**Task**. List, from the lines below, each one with "chart" in it.

───── Exercise input ─────

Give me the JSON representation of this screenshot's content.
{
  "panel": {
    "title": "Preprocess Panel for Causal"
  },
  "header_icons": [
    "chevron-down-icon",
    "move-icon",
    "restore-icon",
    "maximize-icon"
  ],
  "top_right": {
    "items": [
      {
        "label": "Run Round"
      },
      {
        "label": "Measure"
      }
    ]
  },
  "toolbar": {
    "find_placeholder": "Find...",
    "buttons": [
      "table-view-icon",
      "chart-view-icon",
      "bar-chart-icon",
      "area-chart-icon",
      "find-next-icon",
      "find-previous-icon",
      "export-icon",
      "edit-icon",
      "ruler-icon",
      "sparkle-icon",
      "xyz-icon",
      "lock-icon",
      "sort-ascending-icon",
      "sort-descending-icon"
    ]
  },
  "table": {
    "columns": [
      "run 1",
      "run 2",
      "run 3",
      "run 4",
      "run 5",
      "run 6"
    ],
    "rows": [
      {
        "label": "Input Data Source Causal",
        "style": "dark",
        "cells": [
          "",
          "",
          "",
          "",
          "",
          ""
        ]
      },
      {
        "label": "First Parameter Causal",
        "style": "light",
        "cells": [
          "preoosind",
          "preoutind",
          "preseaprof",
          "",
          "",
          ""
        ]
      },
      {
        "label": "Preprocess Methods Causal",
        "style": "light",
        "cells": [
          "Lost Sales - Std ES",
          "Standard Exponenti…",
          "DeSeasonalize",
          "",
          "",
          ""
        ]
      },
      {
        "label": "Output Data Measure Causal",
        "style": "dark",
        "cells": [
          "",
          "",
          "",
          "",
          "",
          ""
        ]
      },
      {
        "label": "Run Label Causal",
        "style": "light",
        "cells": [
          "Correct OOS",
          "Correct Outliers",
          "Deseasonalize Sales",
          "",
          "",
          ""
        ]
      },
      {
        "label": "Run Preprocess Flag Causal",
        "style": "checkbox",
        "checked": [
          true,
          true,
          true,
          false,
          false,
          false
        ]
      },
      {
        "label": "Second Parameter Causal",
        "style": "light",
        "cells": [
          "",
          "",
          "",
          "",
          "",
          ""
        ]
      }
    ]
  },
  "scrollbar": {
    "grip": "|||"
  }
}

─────
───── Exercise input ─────

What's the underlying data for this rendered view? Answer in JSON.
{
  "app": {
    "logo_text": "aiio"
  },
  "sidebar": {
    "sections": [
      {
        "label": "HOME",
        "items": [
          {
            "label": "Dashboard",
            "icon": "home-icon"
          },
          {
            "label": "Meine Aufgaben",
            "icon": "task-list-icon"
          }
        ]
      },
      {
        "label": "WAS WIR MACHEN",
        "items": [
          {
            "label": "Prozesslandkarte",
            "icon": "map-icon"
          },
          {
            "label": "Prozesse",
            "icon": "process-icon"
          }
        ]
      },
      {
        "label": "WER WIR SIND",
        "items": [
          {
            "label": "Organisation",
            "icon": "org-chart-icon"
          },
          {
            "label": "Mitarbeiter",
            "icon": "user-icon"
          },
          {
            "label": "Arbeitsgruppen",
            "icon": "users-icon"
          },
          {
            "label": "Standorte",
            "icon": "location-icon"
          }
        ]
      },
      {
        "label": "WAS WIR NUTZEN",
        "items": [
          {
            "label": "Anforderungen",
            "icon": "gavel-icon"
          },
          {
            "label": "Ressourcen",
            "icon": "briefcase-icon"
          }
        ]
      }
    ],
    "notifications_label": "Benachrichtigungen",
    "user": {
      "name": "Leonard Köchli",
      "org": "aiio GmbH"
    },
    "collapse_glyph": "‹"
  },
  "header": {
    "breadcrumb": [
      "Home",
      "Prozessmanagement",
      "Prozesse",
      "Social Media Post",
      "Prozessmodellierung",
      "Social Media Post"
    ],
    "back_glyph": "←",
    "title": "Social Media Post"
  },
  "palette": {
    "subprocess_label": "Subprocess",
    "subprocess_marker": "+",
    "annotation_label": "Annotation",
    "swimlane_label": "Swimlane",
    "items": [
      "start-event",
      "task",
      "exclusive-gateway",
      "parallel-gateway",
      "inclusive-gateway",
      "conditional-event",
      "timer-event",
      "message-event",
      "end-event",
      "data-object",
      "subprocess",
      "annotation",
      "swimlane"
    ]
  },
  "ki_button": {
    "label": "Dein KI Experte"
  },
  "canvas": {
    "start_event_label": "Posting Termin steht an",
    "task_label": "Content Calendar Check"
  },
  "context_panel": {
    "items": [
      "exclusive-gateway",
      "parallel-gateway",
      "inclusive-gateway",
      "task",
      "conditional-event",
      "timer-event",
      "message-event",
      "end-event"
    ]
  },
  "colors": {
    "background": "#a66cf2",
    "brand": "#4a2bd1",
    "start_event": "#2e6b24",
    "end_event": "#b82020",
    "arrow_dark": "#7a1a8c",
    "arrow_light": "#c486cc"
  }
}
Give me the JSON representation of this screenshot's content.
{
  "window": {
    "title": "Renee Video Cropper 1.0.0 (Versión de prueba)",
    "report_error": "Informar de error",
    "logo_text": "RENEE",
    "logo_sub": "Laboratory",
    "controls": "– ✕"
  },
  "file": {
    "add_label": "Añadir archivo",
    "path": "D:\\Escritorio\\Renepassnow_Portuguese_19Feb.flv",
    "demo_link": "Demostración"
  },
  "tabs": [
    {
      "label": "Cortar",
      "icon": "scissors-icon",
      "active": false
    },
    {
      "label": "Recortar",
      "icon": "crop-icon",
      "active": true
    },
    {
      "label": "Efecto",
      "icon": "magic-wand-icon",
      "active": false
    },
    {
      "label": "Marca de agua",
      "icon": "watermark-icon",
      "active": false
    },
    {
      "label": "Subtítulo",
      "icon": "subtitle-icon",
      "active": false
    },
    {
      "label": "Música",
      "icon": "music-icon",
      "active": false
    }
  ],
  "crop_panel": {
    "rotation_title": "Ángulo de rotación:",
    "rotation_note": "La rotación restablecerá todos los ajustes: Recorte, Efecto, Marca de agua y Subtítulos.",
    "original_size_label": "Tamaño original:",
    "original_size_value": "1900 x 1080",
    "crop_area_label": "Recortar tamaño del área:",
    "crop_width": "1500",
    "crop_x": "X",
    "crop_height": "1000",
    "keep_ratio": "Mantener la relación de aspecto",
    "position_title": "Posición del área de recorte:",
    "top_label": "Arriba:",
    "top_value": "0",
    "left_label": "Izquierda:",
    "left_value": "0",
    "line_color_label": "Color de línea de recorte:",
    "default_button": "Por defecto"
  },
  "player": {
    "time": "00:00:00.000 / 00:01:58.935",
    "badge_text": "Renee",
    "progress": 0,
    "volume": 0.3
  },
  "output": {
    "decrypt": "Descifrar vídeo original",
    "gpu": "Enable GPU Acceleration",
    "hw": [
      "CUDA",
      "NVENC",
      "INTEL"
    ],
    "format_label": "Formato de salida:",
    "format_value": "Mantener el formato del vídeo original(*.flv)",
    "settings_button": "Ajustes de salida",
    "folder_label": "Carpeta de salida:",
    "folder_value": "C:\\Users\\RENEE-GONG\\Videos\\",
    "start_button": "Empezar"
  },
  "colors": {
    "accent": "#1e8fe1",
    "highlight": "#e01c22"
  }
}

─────

**Result of this task**.
      "chart-view-icon",
      "bar-chart-icon",
      "area-chart-icon",
            "icon": "org-chart-icon"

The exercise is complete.